Flickr’s deal with GettyImages is good news for buyers. Designers and other image users can now easily pick up the kind of creative, original photos that are more likely to be found on photo-sharing sites than in traditional stock inventories. It’s also good news for photographers. If buyers know that they can deal with a professional agency instead of negotiating with amateur photographers, and that the images they buy will have model releases and not breach copyright rules, then more of them will have the confidence to come to the site and browse. But making your images available through Getty is an expensive choice. The company might set the sales price but it then takes an industry standard commission of 70 percent. If you’re supplying the buyer as well as the photo then that’s a high price to pay for a middle-man to pass over the pictures. Handle the deal yourself and you can still land sales, even as an enthusiast, but you’ll be keeping all of the revenue. That means understanding what professional buyers need when they want to buy one of your images and where other amateur sellers are going wrong.
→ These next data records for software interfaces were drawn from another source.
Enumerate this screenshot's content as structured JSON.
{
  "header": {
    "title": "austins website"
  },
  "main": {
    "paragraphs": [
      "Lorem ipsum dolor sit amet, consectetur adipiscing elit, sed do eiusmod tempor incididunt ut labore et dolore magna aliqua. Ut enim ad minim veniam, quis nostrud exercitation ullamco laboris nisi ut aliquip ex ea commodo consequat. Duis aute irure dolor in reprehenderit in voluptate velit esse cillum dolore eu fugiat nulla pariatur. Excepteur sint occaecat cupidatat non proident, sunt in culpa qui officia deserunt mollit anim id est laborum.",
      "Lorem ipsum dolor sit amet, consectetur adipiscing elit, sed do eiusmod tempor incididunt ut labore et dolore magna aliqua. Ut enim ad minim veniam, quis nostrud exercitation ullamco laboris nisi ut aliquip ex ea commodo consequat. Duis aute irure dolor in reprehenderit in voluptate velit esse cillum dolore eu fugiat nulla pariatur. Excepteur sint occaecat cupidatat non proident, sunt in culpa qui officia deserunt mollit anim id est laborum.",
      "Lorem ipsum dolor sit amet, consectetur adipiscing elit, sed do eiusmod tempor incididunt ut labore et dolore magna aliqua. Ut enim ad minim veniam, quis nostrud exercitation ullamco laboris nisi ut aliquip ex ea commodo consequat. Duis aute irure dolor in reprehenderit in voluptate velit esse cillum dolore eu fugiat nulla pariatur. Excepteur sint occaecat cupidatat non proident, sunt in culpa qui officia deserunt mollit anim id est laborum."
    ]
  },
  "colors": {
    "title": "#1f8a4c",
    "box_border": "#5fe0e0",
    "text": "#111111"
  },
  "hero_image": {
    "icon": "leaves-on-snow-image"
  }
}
Most of the problems come down to communication — or rather, the lack of it.
“I have never had such a horrible time trying to acquire rights than when a client wants something off Flickr, DeviantArt or Twitpics, or similar,” one designer told us. “I’ve had several instances where people on those sites were hiding behind aliases and either don’t check their comments, PMs or email, or they just don’t believe we are offering them money to use their photos or they may think we are scamming them somehow.”
Those delays and doubts are problems that are always possible when a supplier who regards their work primarily as something they do for fun meets a buyer with a budget and a deadline. Designers will often have a certain amount of time to find a number of suitable photographs, and if they don’t believe that they can close a deal quickly with a photographer they’ll quickly move on to a different source.
Shoot Amateur, Behave Professional
The solution though is relatively simple: act like a professional, at least as far as communication is concerned. Make yourself easy to find and respond promptly. Check your FlickrMail at least once a day, and if you do receive an image request, answer immediately so that the buyer isn’t left wondering whether he stands a chance of landing the image.
It’s also a good idea to provide an alternative contact method. Use the profile on the photo-sharing site not just to describe who you are and the kind of photography you want to shoot, but also to link to your portfolio site and supply an email address. Just showing that you’re easily available can increase buyers’ confidence in your ability to handle a sale, as well as providing them with a way to see more of your images.
The same is true though of images posted on websites. Flickr might be particularly well-known for the flakiness (as well as the creativity) of its members, but website owners can deliver some strange responses too. The same buyer who described the difficulty of buying images on photosharing sites reported that photographers who post images on their own sites tend to respond in one of three ways:
“a) They reply immediately; b) They don’t reply at all or not in a timely fashion: or c) the image and sometimes the entire site will vanish off the web. That last is especially frustrating, and sad, and a little bit funny all at the same time.”
Even if the seller does respond promptly though, buyers are often faced with another problem: an amateur photographer might not have the answers to the questions they need to ask, especially when it comes to pricing. If the buyer deals with Getty, he knows exactly how much Getty is going to charge, and he understands that the company will be setting the market rate. Buyers might not need to see rates posted on your website or listed under each entry on Flickr, but they do expect the seller to have a realistic idea of the amount they need to charge.
Know the Market Rates
That isn’t easy. Rates for image usage very considerably, but the simplest solution is to look for images on similar topics on GettyImages’s Flickr Collection, or on other stock sites, and see how much they’d charge for a similar use. That is, after all, what the buyer will do if you charge an excessive amount.
A professional response to an image enquiry then won’t just be fast, it will also contain questions about how the image is going to be used, whether the buyer needs exclusivity (and if so, for how long), and the size of the image they’ll want to use. In short, you’ll need to ask the same questions that GettyImages asks before a buyer reaches the checkout.
And to keep the communication shorter, it’s also a good idea to supply information about the images you’re offering for sale. Buyers will want to know whether the image is digital or was originally shot on film (and if so, the film format) as well as the image sizes that are available. Enlarging small images to make them more attractive to buyers is a big no-no.
“I’ve seen attempts to make images larger by adding noise, blurs, motion effects and other crap that does not hide the fact that the image started small,” we were told. “And I’ve returned them for refund when I’ve gotten them in hand if they don’t work.
So good selling — the kind that attracts buyers to stock companies rather than independent individuals — is largely about fast communication and an awareness of market requirements. But it’s still mostly about great pictures, the kinds that are dynamic, focused, clear and usable. Combine those professional-quality images with a professional attitude to talking to buyers and there’s no reason that you have to hand over 70 percent of your sales revenues to a professional stock agency.